■ **Exercise instructions**: Every entry that follows should be written out again exactly.

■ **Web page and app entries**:
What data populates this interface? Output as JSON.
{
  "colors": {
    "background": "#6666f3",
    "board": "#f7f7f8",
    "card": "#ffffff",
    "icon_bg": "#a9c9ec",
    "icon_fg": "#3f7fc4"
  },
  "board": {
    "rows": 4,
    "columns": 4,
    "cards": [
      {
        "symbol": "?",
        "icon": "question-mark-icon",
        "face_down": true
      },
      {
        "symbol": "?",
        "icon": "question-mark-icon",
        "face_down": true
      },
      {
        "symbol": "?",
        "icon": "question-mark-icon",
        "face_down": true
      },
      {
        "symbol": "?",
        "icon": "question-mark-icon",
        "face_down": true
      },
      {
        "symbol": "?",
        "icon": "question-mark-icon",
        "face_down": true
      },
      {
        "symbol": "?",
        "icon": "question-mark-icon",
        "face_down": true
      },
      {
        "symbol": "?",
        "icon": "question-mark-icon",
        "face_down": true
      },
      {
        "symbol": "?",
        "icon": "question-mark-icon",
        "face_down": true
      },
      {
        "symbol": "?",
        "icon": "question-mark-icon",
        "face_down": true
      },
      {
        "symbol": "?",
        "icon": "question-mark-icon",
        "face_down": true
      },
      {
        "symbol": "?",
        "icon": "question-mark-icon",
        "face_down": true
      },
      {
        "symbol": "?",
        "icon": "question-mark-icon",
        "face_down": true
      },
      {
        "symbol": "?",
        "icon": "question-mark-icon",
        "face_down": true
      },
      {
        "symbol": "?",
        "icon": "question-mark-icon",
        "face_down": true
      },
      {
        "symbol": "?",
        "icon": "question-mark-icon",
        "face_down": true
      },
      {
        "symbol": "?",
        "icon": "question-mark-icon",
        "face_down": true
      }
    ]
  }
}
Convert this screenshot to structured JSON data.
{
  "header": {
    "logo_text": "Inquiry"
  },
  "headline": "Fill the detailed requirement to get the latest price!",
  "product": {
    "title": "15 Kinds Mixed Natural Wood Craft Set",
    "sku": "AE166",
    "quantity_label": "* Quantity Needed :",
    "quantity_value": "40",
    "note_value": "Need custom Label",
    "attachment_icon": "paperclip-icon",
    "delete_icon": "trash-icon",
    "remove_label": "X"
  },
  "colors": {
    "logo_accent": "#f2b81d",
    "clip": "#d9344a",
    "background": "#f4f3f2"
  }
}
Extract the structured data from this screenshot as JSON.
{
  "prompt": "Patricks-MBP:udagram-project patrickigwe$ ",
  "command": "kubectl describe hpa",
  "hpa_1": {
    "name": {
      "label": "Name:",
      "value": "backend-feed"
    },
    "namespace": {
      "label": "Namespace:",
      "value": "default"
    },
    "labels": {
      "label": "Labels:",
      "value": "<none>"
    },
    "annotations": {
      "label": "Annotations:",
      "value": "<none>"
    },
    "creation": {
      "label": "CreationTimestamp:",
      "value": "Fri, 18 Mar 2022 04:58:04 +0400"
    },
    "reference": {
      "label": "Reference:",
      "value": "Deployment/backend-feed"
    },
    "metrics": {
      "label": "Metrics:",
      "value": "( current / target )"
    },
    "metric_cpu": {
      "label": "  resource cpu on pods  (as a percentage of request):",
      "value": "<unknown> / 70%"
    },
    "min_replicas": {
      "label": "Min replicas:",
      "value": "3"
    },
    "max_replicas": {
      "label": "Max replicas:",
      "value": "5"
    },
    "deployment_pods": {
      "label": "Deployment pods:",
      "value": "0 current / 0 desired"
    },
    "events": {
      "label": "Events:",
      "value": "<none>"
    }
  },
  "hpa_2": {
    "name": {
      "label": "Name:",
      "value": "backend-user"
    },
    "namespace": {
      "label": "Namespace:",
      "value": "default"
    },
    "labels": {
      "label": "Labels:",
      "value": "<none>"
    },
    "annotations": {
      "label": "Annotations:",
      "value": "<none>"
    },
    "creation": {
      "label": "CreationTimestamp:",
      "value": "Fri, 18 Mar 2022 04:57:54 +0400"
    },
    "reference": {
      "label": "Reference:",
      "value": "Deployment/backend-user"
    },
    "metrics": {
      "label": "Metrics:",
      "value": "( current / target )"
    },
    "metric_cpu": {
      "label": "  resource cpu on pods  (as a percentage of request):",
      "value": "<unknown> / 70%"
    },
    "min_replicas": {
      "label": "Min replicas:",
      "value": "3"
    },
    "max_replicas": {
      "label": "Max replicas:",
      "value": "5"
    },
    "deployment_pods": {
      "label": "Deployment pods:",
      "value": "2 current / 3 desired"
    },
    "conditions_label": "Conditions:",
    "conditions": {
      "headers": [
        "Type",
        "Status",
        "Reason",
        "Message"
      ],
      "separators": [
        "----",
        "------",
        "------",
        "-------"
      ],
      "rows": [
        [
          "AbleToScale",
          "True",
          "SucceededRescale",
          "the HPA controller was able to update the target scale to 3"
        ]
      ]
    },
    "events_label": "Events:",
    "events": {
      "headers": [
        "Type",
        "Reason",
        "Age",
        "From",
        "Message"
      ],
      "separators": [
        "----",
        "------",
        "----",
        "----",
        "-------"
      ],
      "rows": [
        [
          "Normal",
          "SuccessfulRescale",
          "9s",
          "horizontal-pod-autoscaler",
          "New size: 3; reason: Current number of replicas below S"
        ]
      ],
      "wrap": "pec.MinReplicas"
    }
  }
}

■ **Exercise result**:
What data populates this interface? Output as JSON.
{
  "colors": {
    "background": "#6666f3",
    "board": "#f7f7f8",
    "card": "#ffffff",
    "icon_bg": "#a9c9ec",
    "icon_fg": "#3f7fc4"
  },
  "board": {
    "rows": 4,
    "columns": 4,
    "cards": [
      {
        "symbol": "?",
        "icon": "question-mark-icon",
        "face_down": true
      },
      {
        "symbol": "?",
        "icon": "question-mark-icon",
        "face_down": true
      },
      {
        "symbol": "?",
        "icon": "question-mark-icon",
        "face_down": true
      },
      {
        "symbol": "?",
        "icon": "question-mark-icon",
        "face_down": true
      },
      {
        "symbol": "?",
        "icon": "question-mark-icon",
        "face_down": true
      },
      {
        "symbol": "?",
        "icon": "question-mark-icon",
        "face_down": true
      },
      {
        "symbol": "?",
        "icon": "question-mark-icon",
        "face_down": true
      },
      {
        "symbol": "?",
        "icon": "question-mark-icon",
        "face_down": true
      },
      {
        "symbol": "?",
        "icon": "question-mark-icon",
        "face_down": true
      },
      {
        "symbol": "?",
        "icon": "question-mark-icon",
        "face_down": true
      },
      {
        "symbol": "?",
        "icon": "question-mark-icon",
        "face_down": true
      },
      {
        "symbol": "?",
        "icon": "question-mark-icon",
        "face_down": true
      },
      {
        "symbol": "?",
        "icon": "question-mark-icon",
        "face_down": true
      },
      {
        "symbol": "?",
        "icon": "question-mark-icon",
        "face_down": true
      },
      {
        "symbol": "?",
        "icon": "question-mark-icon",
        "face_down": true
      },
      {
        "symbol": "?",
        "icon": "question-mark-icon",
        "face_down": true
      }
    ]
  }
}
Convert this screenshot to structured JSON data.
{
  "header": {
    "logo_text": "Inquiry"
  },
  "headline": "Fill the detailed requirement to get the latest price!",
  "product": {
    "title": "15 Kinds Mixed Natural Wood Craft Set",
    "sku": "AE166",
    "quantity_label": "* Quantity Needed :",
    "quantity_value": "40",
    "note_value": "Need custom Label",
    "attachment_icon": "paperclip-icon",
    "delete_icon": "trash-icon",
    "remove_label": "X"
  },
  "colors": {
    "logo_accent": "#f2b81d",
    "clip": "#d9344a",
    "background": "#f4f3f2"
  }
}
Extract the structured data from this screenshot as JSON.
{
  "prompt": "Patricks-MBP:udagram-project patrickigwe$ ",
  "command": "kubectl describe hpa",
  "hpa_1": {
    "name": {
      "label": "Name:",
      "value": "backend-feed"
    },
    "namespace": {
      "label": "Namespace:",
      "value": "default"
    },
    "labels": {
      "label": "Labels:",
      "value": "<none>"
    },
    "annotations": {
      "label": "Annotations:",
      "value": "<none>"
    },
    "creation": {
      "label": "CreationTimestamp:",
      "value": "Fri, 18 Mar 2022 04:58:04 +0400"
    },
    "reference": {
      "label": "Reference:",
      "value": "Deployment/backend-feed"
    },
    "metrics": {
      "label": "Metrics:",
      "value": "( current / target )"
    },
    "metric_cpu": {
      "label": "  resource cpu on pods  (as a percentage of request):",
      "value": "<unknown> / 70%"
    },
    "min_replicas": {
      "label": "Min replicas:",
      "value": "3"
    },
    "max_replicas": {
      "label": "Max replicas:",
      "value": "5"
    },
    "deployment_pods": {
      "label": "Deployment pods:",
      "value": "0 current / 0 desired"
    },
    "events": {
      "label": "Events:",
      "value": "<none>"
    }
  },
  "hpa_2": {
    "name": {
      "label": "Name:",
      "value": "backend-user"
    },
    "namespace": {
      "label": "Namespace:",
      "value": "default"
    },
    "labels": {
      "label": "Labels:",
      "value": "<none>"
    },
    "annotations": {
      "label": "Annotations:",
      "value": "<none>"
    },
    "creation": {
      "label": "CreationTimestamp:",
      "value": "Fri, 18 Mar 2022 04:57:54 +0400"
    },
    "reference": {
      "label": "Reference:",
      "value": "Deployment/backend-user"
    },
    "metrics": {
      "label": "Metrics:",
      "value": "( current / target )"
    },
    "metric_cpu": {
      "label": "  resource cpu on pods  (as a percentage of request):",
      "value": "<unknown> / 70%"
    },
    "min_replicas": {
      "label": "Min replicas:",
      "value": "3"
    },
    "max_replicas": {
      "label": "Max replicas:",
      "value": "5"
    },
    "deployment_pods": {
      "label": "Deployment pods:",
      "value": "2 current / 3 desired"
    },
    "conditions_label": "Conditions:",
    "conditions": {
      "headers": [
        "Type",
        "Status",
        "Reason",
        "Message"
      ],
      "separators": [
        "----",
        "------",
        "------",
        "-------"
      ],
      "rows": [
        [
          "AbleToScale",
          "True",
          "SucceededRescale",
          "the HPA controller was able to update the target scale to 3"
        ]
      ]
    },
    "events_label": "Events:",
    "events": {
      "headers": [
        "Type",
        "Reason",
        "Age",
        "From",
        "Message"
      ],
      "separators": [
        "----",
        "------",
        "----",
        "----",
        "-------"
      ],
      "rows": [
        [
          "Normal",
          "SuccessfulRescale",
          "9s",
          "horizontal-pod-autoscaler",
          "New size: 3; reason: Current number of replicas below S"
        ]
      ],
      "wrap": "pec.MinReplicas"
    }
  }
}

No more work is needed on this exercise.